January 31, 2011

BISMARCK, N.D. - January is National Stalking Awareness Month, and the National Center to End Violent Crime is using the observance to point out the increasing role of technology by stalkers.

More than 3 million people age 18 and older are stalked each year in the United States, the center reports, and one in four report being cyber-stalked.

Stalkers use technology in a variety of ways to harass their victims, says Janelle Moos, executive director of the North Dakota Council on Abused Women's Services, such as installing malware or spyware on a computer or enabling tracking on a cell phone without the victim knowing.

"We have actually seen much more prevalent use of technology to stalk their victims. Specifically, 10 percent of victims have reported being monitored by GPS and another 8 percent through use of video or digital cameras or listening devices."

A bill has passed the North Dakota state House and is before the Senate to make it easier for prosecutors to build a case against a stalker, Moos says.

"If an offender has multiple convictions in municipal court, that prosecutor can use that information to bump from a Class A misdemeanor to a Class C felony."

If you are being stalked, Moos advises, do not confront your stalker directly.
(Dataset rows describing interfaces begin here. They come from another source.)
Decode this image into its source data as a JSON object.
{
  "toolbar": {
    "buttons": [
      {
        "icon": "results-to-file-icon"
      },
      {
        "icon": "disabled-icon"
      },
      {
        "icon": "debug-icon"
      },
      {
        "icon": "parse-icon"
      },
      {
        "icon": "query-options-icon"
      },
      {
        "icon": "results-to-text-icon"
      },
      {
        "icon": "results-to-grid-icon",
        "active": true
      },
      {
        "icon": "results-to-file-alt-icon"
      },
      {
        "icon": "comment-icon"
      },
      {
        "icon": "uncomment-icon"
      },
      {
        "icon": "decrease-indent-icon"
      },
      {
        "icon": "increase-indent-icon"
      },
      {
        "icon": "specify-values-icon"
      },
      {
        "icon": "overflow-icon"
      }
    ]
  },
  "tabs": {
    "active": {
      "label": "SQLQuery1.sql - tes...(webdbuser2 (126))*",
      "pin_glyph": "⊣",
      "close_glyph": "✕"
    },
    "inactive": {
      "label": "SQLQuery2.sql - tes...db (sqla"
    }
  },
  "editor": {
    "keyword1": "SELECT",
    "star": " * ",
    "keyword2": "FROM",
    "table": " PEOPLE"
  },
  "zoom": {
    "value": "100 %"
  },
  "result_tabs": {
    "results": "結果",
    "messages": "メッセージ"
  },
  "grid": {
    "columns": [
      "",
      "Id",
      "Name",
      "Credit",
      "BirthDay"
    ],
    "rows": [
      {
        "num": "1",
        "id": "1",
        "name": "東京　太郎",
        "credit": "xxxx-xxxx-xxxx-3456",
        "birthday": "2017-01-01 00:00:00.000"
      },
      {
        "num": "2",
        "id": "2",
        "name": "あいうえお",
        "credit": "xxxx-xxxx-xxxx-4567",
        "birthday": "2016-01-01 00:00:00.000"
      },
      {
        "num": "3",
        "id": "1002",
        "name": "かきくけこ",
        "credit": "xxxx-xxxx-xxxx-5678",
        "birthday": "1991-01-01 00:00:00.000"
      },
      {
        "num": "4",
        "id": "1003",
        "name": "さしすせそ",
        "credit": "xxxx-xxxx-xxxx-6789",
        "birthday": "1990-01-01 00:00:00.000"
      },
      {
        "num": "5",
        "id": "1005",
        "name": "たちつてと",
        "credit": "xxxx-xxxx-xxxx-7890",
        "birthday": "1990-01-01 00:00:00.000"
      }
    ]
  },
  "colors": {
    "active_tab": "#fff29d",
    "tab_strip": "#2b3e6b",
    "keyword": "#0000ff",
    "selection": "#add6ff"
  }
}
Instead, seek help from law enforcement or the various victim service agencies around the state that can help to devise a safety plan.

Dick Layman, Public News Service - ND